Tag Archive | teaching

A Man Alone

An old enemy of Odo’s, Ibudan – a notorious smuggler with a mercenary attitude, no friend of the Cardassians, but no true friend of his fellow Bajorans either – appears to have been murdered, and everything seems to point to Odo as the murderer. Only Odo, misunderstood and standing alone as a Shapeshifter, different from everyone around him, can prove his innocence.

“You don’t know me. You have no reason to believe that I wouldn’t kill Ibudan if it suited my fancy. So don’t tell me there isn’t some doubt inside of you, some question about whether or not I murdered the man.” – Odo to Sisko


We’re also re-introduced to Keiko and Molly O’Brien, Quark’s brother Rom and his son Nog in this episode.

I immediately identify with Odo in this episode – a man cut off from his own people, unable to find his tribe, only awkwardly fitting in with his surroundings.

Of course I have never been accused of murder, never been framed for murder (although I have been accused of things I didn’t do, on more than one occasion). But for some reason I have always been a loner. Not on purpose, not at all. but somehow I always seem to be at variance with those I find myself in company with. As a child, I always seemed to be on the fringe, the outskirts of the cool crowd. As a teenager, I found the geeky group, but that only lasted until the end of school. As soon as I moved into the world of work, I was back on the outskirts again.

To be fair, I’m not sure that my geekiness is to blame. But I am awkward and gauche. I even considered at one time that I would make the perfect, archetypal (although female) vicar. I could just see myself in a parish, slightly confused, slightly out-of-touch and distracted. 🙂

[Agatha Christie’s Miss Marple: Murder at the Vicarage]

I see myself as well in Keiko as she is arguing with Miles about being brought to the middle of nowhere, feeling that she has no sense of purpose, that her expertise is being wasted, If only it were as simple as opening a school on the station. Of course, in a sense, I did just that when we were back in Federation Territory, homeschooling my kids from 1999. But now here at the Wormhole, my youngest is 12 and I’m right at the end of the life of the station school. Jadzia and Quark are even considering going into state school for the last year or two, Dr Bashir having gone in to sixth form to complete his GCSEs a couple of years ago.

I’m in my 40s now, but I still haven’t quite figured out what I want to do with my life. I bummed around as a secretary in London until I had children (a very well paid secretary though, I remember – I was getting £14 per hour 20 years ago) and since then I have been bumming around at home, teaching them. It’s been fun, but hard, and without reward other than satisfaction.

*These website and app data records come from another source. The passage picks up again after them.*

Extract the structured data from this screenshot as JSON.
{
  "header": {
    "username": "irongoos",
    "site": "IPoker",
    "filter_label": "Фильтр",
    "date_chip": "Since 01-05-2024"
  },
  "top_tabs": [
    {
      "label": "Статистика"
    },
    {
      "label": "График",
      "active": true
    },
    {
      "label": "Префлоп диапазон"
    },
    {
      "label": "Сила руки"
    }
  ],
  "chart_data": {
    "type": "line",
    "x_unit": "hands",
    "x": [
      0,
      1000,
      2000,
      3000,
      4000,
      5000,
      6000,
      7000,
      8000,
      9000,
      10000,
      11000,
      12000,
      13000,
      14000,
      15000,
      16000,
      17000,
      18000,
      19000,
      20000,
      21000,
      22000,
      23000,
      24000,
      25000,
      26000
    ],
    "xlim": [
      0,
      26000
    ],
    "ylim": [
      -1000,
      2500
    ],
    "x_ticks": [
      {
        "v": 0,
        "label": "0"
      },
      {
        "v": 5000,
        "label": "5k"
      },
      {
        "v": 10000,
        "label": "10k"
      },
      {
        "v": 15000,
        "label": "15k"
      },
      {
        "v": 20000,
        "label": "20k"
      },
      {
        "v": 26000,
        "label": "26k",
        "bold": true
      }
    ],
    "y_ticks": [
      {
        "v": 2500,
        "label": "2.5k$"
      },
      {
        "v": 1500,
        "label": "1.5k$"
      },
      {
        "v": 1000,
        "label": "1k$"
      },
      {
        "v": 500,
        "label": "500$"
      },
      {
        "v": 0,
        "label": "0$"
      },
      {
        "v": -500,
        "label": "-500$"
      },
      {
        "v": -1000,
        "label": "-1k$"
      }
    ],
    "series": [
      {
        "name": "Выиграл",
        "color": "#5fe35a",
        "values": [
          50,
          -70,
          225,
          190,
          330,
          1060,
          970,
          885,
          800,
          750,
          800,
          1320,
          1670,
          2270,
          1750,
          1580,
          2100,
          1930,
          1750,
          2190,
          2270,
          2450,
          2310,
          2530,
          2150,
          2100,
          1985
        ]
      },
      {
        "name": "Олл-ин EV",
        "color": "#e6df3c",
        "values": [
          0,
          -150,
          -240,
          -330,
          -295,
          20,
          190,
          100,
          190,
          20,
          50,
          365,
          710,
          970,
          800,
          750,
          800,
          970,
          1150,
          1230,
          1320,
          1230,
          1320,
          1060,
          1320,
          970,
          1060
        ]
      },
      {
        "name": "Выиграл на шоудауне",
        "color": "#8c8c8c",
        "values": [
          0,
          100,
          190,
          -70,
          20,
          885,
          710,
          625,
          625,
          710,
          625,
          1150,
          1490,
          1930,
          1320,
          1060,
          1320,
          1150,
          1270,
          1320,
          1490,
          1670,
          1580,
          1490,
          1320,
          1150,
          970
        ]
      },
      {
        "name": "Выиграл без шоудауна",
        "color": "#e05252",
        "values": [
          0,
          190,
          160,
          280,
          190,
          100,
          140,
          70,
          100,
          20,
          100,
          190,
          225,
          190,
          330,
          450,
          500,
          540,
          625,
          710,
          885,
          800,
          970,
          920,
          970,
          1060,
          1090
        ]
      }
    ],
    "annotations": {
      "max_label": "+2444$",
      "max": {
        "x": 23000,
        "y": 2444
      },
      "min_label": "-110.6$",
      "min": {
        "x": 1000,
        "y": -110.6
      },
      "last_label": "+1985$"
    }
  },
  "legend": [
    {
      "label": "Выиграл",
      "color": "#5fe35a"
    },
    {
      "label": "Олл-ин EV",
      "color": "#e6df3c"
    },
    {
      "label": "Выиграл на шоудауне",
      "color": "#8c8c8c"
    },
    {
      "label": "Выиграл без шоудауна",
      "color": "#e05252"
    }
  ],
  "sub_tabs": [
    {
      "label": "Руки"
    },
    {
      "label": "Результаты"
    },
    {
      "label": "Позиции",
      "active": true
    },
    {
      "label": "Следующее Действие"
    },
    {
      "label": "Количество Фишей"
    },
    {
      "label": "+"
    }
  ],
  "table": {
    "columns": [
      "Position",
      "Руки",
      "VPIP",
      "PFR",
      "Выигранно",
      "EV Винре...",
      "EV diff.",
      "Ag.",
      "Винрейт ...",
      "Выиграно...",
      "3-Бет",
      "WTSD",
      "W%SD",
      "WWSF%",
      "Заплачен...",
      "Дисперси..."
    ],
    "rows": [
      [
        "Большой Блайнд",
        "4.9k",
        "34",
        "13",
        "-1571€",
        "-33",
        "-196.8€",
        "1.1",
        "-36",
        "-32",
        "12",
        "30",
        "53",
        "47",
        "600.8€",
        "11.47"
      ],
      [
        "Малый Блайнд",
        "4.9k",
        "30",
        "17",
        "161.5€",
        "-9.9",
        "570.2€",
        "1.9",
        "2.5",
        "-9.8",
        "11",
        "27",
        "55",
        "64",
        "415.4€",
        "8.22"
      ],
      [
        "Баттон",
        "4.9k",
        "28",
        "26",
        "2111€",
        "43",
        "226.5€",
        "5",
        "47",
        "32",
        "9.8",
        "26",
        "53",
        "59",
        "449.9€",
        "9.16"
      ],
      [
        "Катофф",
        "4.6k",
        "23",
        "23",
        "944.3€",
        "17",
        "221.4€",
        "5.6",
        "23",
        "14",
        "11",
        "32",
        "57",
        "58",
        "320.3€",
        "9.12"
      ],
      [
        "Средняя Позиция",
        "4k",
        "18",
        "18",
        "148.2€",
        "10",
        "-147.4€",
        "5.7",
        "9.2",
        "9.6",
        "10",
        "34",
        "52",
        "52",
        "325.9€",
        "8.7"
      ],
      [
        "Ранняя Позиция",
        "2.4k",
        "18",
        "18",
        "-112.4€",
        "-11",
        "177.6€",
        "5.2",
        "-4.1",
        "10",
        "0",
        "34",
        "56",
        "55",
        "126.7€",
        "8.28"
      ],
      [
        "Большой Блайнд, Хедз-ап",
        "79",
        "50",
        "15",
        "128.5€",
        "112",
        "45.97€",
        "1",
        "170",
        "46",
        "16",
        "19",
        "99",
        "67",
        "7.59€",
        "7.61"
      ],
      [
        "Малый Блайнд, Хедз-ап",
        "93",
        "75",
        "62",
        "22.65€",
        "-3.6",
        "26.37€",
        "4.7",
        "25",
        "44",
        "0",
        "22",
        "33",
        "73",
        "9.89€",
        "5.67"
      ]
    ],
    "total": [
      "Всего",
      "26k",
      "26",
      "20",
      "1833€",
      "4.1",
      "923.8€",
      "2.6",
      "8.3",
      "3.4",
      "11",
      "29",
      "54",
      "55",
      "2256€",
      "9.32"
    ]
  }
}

So now I’m poor, and although not without ambition, it’s a bit of a challenge to start a career from scratch in your 40s, especially when you don’t really know what you want to do. Policing? Botany? Starship Captaincy? Actually, I’m interested in everything, which made me perfect for teaching homeschool. Do I have to pick one?



Book Review: Dyslexia-friendly Teacher’s Toolkit

I had picked up the “The Dyslexia-Friendly Teacher’s Toolkit: Strategies for Teaching Students 3-18” once or twice and skimmed through it in the bookshop and had concluded from that brief look that there wouldn’t be much relevent for home educators and that most of the strategies are classroom-based.

That is true, but I was pleasantly surprised. Not only are some of the strategies adaptable to a home-based setting, but home educators are addressed specifically (I think it may have been on the chapter on maths).

The book spends a lot of time at the beginning talking about what constitutes dyslexia and identifying the different strains of difficulties (not just reading and phonics and spelling, but also memory, audio processing, and other language difficulties).

It’s not a book I would want to buy myself necessarily, but it did have a lot of useful links and recommendations for other books (my interest is relating to helping older children, so a lot of the early identification tips and strategies are not relevant for me).

Another slight disppointment was that it was billed as containing photocopiable dyslexia-friendly worksheets, but there were about 2 in the whole book – it wouldn’t have taken a lot of thought or effort to include some more useful sheets.

All in all, definitely worth a read if you can find it in the library, but I’ll keep on looking for better recommendations.